Hersl’s letter comes after the back-and-froth exchange this month over Suiter’s death. Police Commissioner Michael Harrison announced that a State Police review confirmed his determination that Suiter killed himself.
And the letter is but the latest from Hersl, who has written the commission more than a dozen others. In them, he claims to be a victim of “prosecutorial misconduct" and “prison trauma” and “fabricated” stories.
Hersl and seven other officers from the squad were convicted of racketeering and sentenced to federal prison. The officers — six accepted plea deals, two were convicted — stole money from citizens, lied on paperwork and bilked the city for unearned overtime pay.

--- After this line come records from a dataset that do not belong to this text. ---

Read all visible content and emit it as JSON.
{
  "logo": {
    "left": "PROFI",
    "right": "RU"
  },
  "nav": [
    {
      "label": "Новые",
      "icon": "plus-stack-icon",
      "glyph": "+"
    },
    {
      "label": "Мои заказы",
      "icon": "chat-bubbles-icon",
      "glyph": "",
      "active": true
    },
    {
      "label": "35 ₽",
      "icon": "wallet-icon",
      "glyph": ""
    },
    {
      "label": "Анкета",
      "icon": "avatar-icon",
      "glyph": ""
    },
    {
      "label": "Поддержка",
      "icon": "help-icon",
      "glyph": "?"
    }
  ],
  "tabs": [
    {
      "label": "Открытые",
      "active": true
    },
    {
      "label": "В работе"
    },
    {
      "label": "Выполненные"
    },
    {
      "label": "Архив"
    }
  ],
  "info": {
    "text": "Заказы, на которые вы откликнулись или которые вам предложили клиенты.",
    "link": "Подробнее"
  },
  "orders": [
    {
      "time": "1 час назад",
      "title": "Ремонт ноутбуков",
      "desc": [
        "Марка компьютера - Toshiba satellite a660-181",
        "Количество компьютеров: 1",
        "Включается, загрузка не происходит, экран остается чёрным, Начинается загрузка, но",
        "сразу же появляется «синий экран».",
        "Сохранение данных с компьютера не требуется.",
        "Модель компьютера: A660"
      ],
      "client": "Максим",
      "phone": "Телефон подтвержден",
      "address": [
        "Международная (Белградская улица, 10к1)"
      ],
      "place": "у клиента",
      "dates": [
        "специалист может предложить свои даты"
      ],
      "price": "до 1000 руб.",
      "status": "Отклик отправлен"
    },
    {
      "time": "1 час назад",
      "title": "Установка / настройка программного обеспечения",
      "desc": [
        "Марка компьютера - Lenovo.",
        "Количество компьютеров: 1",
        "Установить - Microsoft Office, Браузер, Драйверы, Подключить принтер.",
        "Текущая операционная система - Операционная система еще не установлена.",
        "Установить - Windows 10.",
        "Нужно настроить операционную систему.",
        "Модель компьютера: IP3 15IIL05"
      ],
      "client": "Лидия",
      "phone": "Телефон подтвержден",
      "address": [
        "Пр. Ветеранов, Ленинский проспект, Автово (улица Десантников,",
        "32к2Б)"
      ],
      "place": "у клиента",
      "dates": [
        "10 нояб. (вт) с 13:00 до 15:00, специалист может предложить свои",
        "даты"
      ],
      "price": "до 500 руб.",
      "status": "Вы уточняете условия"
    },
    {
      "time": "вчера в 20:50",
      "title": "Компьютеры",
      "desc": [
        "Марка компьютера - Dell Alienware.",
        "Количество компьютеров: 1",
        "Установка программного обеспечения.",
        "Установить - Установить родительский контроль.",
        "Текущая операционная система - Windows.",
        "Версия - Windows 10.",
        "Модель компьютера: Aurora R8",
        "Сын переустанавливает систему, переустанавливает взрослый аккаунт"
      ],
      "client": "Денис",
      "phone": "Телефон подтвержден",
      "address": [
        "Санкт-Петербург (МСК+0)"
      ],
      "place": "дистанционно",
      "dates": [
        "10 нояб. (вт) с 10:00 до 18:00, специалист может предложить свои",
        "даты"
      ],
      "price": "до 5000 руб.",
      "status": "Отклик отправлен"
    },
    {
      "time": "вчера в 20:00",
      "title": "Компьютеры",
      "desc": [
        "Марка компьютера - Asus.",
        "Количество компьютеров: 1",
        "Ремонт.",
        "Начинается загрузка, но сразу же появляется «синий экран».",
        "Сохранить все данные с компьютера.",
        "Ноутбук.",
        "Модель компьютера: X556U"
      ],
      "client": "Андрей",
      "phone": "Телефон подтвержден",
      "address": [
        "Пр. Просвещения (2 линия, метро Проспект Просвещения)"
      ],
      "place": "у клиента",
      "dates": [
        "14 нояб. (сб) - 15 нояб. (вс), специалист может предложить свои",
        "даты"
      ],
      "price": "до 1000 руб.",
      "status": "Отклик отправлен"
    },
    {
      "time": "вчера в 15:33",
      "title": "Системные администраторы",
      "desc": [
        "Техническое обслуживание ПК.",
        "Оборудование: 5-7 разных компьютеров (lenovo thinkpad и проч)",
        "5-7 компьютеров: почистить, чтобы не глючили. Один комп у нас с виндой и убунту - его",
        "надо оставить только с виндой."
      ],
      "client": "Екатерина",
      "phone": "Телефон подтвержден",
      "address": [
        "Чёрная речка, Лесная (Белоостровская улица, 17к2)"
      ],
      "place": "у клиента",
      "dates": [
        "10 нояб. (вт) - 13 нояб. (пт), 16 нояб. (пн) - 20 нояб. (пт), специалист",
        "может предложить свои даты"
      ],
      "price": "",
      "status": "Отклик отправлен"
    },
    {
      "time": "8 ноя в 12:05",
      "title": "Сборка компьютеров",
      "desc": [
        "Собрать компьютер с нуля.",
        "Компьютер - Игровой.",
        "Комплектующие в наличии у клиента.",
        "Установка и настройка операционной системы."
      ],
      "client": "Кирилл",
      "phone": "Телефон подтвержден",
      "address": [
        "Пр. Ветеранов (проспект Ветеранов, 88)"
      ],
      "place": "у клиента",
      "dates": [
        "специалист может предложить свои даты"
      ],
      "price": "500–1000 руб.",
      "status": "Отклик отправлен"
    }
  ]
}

They are serving prison sentences that range from seven to 25 years.
Suiter’s death prompted an extraordinary police response — including cordoning off several blocks of the neighborhood for six days — that has been criticized by civil rights groups and a federal team overseeing court-ordered reforms in the department.
Earlier this week four residents, backed by the American Civil Liberties Union, filed a lawsuit, saying the actions of officers turned the neighborhood into a “police state” and violated their rights.